The first test is a single .TS Video file that is 900MB in size.
The chart is arranged by the speed, slowest to fastest.
If you look at the speeds you’ll see the Thecus N3200 Pro was the fastest, but if you look at the times it took to transfer the file you’ll see the BlackArmor NAS110 is slower in speed but took five seconds less to transfer the same file.
The next test is a large single file test, a 3.02GB .ISO file.
Here we see the Thecus N3200 coming in first place in both time and aver speeds for transferring the large file.
The last test I ran is a multiple files and folders test. The total size of the folder is 3.02GB but it contains 874 files within 199 folders, all varying sizes from a few KBs up to hundreds of MBs.
Here we see a big change in the ordering of this chart, or basically how the boxes handle this type of transfer. The Synology DS209+II is the fastest in terms of speed, but the BlackArmor NAS110 is actually 3 seconds faster for the transfer.
From this testing we can see the Thecus, Synology and the Seagate NAS boxes are the top of the performance list, with the QNAP boxes consistently falling a bit behind.
All of these boxes have their place though, it just really depends on your needs, not only storag4e capacity but what other things you might want them to be able to do as well.
To end this let’s check on the prices.
There’s many places to check the prices, but I stopped over at Amazon since it’s a place common to everyone and found the lowest prices for these boxes. (Prices as of 12-20-09)
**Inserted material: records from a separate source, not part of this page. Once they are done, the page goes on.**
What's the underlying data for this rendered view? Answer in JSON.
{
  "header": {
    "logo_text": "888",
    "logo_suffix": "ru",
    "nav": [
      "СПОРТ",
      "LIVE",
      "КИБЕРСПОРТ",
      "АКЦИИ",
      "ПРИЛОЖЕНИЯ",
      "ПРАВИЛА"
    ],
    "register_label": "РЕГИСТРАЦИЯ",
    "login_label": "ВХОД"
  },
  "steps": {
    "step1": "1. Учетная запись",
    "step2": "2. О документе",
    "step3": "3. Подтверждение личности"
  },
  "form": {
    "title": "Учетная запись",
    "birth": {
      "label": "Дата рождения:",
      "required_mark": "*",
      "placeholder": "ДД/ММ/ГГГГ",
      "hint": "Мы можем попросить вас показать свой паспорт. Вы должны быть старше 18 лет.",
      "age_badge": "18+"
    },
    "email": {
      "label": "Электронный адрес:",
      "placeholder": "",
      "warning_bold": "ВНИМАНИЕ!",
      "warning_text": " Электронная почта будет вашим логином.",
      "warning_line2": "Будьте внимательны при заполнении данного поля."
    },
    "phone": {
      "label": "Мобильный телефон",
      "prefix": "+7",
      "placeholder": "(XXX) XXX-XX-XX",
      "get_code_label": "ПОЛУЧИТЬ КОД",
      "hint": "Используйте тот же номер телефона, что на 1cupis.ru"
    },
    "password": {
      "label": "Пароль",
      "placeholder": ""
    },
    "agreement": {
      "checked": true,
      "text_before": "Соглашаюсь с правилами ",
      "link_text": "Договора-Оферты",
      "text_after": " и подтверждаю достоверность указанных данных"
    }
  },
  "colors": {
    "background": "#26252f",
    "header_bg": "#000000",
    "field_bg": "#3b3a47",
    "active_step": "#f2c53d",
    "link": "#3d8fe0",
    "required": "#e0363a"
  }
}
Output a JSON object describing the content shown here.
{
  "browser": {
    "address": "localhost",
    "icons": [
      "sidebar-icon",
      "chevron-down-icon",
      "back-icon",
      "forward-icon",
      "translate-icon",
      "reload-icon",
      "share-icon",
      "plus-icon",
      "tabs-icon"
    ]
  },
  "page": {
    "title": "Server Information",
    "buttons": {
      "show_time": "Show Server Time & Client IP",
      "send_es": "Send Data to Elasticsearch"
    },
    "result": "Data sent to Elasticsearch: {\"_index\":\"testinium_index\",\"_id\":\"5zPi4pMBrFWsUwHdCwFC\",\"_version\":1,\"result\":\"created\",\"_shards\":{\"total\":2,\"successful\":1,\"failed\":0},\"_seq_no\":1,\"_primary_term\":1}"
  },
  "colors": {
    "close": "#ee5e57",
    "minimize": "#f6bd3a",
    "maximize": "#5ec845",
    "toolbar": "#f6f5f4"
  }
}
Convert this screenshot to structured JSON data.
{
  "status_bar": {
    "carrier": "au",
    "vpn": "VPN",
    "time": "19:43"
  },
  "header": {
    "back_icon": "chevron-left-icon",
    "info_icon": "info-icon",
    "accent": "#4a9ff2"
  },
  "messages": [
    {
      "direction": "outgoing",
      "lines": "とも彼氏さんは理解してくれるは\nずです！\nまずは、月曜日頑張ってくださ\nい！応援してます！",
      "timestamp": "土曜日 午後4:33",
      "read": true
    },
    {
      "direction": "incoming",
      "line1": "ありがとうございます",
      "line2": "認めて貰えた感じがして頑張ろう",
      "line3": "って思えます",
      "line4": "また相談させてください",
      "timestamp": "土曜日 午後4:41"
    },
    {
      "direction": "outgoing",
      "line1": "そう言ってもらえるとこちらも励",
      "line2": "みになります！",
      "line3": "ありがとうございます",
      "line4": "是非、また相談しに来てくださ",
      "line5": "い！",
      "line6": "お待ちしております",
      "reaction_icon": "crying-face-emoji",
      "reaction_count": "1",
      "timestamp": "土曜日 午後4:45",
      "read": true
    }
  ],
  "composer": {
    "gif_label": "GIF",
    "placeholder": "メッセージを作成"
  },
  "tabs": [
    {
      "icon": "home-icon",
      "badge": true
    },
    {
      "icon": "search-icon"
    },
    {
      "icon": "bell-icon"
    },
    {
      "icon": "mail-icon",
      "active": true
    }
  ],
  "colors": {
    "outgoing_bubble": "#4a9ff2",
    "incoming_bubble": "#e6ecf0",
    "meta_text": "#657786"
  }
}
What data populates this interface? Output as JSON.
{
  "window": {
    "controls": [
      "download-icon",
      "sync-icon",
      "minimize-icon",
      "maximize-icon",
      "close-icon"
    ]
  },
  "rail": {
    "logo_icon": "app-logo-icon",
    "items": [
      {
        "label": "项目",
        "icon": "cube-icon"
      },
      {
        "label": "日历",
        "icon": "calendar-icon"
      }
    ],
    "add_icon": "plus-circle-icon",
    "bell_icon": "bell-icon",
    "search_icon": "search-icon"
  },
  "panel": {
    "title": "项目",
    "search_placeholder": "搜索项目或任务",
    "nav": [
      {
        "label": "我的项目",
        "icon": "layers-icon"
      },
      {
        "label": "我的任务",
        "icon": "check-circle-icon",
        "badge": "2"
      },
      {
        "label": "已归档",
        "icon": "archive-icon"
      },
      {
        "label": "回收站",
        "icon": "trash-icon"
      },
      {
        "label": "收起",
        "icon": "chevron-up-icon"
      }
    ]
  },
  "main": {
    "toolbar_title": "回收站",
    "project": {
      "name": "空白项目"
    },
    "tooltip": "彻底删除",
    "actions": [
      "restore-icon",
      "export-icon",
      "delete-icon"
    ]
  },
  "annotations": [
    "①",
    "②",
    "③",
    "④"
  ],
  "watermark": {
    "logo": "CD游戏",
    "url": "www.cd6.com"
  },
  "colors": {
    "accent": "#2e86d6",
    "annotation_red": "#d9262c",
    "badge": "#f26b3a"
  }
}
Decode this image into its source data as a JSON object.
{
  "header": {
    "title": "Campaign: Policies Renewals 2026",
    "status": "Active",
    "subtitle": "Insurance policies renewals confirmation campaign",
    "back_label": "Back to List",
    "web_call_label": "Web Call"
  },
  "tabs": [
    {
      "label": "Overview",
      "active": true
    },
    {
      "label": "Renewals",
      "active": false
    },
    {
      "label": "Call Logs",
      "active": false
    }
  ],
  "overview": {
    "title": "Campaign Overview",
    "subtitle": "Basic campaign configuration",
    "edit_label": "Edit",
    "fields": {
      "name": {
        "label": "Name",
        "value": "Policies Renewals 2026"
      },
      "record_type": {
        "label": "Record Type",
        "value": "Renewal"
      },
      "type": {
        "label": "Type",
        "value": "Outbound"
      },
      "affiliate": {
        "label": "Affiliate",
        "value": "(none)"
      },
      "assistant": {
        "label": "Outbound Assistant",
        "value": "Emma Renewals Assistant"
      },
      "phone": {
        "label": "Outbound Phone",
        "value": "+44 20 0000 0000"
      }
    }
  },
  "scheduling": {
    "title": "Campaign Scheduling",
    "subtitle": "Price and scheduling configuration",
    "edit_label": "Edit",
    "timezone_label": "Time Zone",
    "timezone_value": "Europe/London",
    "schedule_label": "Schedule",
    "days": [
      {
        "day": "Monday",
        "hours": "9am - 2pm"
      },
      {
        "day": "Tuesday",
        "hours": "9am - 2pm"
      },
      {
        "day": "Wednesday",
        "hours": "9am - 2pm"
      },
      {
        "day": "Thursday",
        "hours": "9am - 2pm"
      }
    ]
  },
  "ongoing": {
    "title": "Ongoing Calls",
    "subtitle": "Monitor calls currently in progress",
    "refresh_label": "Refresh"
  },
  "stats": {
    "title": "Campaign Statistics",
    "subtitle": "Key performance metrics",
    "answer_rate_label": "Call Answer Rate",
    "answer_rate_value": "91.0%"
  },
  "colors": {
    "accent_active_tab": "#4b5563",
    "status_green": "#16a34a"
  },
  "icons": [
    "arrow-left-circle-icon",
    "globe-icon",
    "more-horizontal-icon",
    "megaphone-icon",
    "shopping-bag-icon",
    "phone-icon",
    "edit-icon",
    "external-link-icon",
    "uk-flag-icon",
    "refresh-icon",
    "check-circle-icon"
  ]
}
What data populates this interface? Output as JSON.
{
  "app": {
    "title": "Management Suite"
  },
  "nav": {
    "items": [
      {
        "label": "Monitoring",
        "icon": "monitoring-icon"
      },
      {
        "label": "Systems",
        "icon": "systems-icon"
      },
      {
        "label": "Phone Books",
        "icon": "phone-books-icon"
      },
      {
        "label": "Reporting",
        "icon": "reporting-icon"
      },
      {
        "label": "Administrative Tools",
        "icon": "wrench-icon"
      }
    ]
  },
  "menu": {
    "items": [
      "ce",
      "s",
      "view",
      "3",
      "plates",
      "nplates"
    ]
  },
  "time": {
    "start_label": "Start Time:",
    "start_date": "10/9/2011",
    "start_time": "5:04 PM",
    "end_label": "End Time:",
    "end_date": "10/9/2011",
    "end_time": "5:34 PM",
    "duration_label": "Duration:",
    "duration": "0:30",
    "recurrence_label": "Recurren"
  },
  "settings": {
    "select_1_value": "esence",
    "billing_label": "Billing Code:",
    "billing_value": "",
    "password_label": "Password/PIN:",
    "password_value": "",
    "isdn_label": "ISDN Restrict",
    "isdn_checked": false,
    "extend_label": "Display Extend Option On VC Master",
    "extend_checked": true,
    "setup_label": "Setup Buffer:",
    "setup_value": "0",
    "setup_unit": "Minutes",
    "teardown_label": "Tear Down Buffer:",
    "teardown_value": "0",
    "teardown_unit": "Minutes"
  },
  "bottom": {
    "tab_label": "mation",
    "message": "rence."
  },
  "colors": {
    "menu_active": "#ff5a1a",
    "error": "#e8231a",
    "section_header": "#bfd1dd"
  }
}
You have to also remember that both BlackArmor boxes come with the drives, and none of the others do so they will incur an additional cost to actually get them up and running. The BlackArmor NAS110 is a 1TB single drive model, the NAS220 is a 2TB two drive model.
Prices lowest to highest:
Thecus N2200: $193.37
Seagate BlackArmor NAS110: $228.99
QNAP TS-109 Pro II: $249.00
Seagate BlackArmor NAS220: $323.99
Thecus N3200 Pro: $354.59
QNAP TS-219P: $379.00
QNAP TS-419P: $429.00
Synology DS209+II: $469.69
Value wise I’d have to call the NAS220 as the winner with two 1TB drives already installed, but it’s not the fastest according to my tests, and it does have some limitations as well.
As far as performance, well, it all depends on what types of transfers you do the most. Multiple file and folder transfers will work the best with the Synology, it handles them very well. You could also choose the BlackArmor NAS110 as it performs well, but you don’t have raid security for your files since it’s a single drive.
If you’re using these boxes on your home network for personal use like pictures and files, pretty much any of them will work fine for these types of smaller transfers. You’ll really notice the differences I think in more of a business setting or high volume file transfer setting.
The Theucs N3200 Pro is a 3 bay style NAS box and you’ll need to purchase three hard drives to utilize it, depending on the size you choose is how much more it will cost you to get it up and running. Of course we have the same situation with the other ‘empty’ boxes as well, the QNAP Ts-419P requires four drives to fully utilize it, so you’ll be spending quite a bit more money on that one.
There are other things to consider as well, the Thecus N2200 and both the QNAP TS-419p and the TS-219P can utilize both 3.5” and 2.5” hard drives. With the 2.5” drives installed you’ll lower the noise level and the overall power consumption.
Bottom line really is that there is no clear winner to be declared, there are pros and cons to each one in this comparison. it will all depend on what your needs are really as to which one you’ll choose.
Personally I can say that I use both the Thecus N3200 Pro and the Seagate BlackArmor NAS220 all of the time. The BlackArmor NAS220 is my private little server and backup device on my network. The Thecus N3200 Pro is actually web enabled with DyDns set etc so friends and family can access it if need be, and I use it also for my own backups as well. Yes I run two backups of my files in two separate places. I actually run the N3200 in RAID 5 mode to make sure my files are secure and safe.
So I’ve provided the information, I think you can make your own choices.